Mayor Vincent C. Gray has the National Guard “at the ready” and is preparing to declare a emergency in the District as Hurricane Irene threatens to produce tropical storm-like rain and winds in the capital region.
Mr. Gray said D.C. residents should brace for about 24 hours of storm activity from Saturday afternoon to Sunday afternoon, including 2-4 inches of rain and wind gusts up to 50 mph.
Electricity provider Pepco has ramped up crews and increased staff at its call centers, with tree-trimming crew set for dispatch as soon as unsafe winds die down toward the end of the storm, spokesman Bill Gausman said Friday.
Metro riders can expect usual service, but cancellation notices will be issued if winds reach 45 mph or other hazardous conditions occur, according to the Washington Metropolitan Area Transit Authority.
City offices and buildings will be closed on Saturday, except for public libraries and the Department of Motor Vehicles, Mr. Gray said.
Members of 30 city agencies will monitor the storm from the D.C. Unified Communications Center all weekend, starting at 7 a.m. Saturday, Mr. Gray said. Officials will update the public through social media and special messages on its city cable station, Channel 16.
“We are fully deployed,” Mr. Gray said. “We think we are as ready as we can be for this.”
The hurricane is already having an impact on the District.
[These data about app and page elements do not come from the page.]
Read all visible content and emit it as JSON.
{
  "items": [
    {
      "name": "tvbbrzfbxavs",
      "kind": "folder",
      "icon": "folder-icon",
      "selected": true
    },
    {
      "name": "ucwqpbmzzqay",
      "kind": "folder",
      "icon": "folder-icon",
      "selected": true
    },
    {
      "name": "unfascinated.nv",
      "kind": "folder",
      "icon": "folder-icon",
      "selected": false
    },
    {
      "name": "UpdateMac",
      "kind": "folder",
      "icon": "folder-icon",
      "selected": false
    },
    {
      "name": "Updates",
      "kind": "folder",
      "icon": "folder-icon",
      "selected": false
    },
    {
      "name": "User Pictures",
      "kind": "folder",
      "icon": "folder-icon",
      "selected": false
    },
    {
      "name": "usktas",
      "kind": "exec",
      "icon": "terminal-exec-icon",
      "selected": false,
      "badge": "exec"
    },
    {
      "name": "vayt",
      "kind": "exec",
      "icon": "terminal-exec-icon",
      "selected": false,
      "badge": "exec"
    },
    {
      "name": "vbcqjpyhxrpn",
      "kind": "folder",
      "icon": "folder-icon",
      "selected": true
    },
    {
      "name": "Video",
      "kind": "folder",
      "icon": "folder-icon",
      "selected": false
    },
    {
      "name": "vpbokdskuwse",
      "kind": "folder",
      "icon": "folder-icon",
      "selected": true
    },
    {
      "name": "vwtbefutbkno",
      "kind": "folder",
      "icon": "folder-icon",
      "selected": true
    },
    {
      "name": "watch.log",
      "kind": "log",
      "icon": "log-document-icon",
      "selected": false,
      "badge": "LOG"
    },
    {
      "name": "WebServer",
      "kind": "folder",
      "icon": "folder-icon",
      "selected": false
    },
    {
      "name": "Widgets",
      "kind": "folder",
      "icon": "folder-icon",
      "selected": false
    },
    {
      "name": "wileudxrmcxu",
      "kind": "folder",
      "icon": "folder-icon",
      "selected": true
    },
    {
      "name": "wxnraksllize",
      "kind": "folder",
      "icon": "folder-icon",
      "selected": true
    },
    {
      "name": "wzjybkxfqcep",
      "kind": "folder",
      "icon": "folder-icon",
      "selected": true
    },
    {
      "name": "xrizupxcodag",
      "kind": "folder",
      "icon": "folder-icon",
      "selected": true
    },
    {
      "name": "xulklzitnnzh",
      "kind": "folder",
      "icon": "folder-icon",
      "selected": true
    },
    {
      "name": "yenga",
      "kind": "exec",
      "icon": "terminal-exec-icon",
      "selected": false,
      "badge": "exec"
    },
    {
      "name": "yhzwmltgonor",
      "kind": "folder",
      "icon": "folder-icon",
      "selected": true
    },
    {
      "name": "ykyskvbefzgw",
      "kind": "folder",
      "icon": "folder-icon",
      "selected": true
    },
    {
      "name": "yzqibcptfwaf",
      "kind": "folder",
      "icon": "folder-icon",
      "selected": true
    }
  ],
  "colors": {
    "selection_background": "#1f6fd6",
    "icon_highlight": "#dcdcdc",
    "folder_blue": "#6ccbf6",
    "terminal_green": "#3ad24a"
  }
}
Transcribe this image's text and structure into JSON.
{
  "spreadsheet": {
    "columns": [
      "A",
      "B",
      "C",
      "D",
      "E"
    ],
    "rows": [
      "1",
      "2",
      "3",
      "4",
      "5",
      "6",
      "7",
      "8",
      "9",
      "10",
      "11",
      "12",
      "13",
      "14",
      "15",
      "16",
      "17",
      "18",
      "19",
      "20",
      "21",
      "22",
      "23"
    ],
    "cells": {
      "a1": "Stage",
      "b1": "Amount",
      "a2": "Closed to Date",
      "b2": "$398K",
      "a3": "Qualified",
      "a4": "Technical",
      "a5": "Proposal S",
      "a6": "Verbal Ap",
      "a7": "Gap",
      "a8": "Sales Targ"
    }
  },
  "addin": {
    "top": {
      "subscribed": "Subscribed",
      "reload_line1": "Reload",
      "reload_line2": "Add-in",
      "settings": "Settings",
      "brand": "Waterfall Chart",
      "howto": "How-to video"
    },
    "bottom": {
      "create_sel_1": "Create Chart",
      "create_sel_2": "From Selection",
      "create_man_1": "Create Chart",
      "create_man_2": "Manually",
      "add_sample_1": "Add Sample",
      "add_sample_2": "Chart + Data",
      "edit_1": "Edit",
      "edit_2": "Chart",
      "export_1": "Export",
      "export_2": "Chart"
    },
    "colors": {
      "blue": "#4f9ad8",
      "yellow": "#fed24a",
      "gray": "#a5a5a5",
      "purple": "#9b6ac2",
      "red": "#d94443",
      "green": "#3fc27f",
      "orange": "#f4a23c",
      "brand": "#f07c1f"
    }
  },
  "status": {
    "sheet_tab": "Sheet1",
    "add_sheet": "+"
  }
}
It forced city activists to cancel the D.C. Full Democracy Freedom Rally scheduled for Saturday in conjunction with events celebrating the new Martin Luther King Jr. National Memorial.
The National Park Service and the foundation responsible for the memorial announced late Thursday that a highly anticipated dedication on Sunday has been postponed indefinitely out of concern for D.C. residents and thousands of expected visitors.
The District had been shaking off a 5.8-magnitude earthquake that struck the capital region on Tuesday, but Irene’s potential wrath became a much greater fear in the days that followed.
“This has been perhaps the most unusual week in the history of the District of Columbia,” Mr. Gray said Friday.
Mr. Gray urged city residents to stock up and form emergency plans with their families.
Residents can fill up containers with tap water instead of rushing out to the store in search of limited bottled water supplies, said George S. Hawkins, general manager of D.C. Water.
“Your water is safe,” Mr. Hawkins said. “You do not need to go out to a store and buy water, and a lot of stores are out already.”
Under pleasant skies Friday, the D.C. Department of Public Works will dole out five sandbags per household to city residents who want to prep their homes ahead of the storm forecast to strike late Saturday afternoon into Sunday.
The sandbags will be distributed at DPW headquarters at New Jersey Avenue and K Street in Southeast — the entrance is at New Jersey Avenue and I Street — until midnight on Friday, and again from 8 a.m. to midnight on Saturday.
Residents must show identification to prove they live in the District.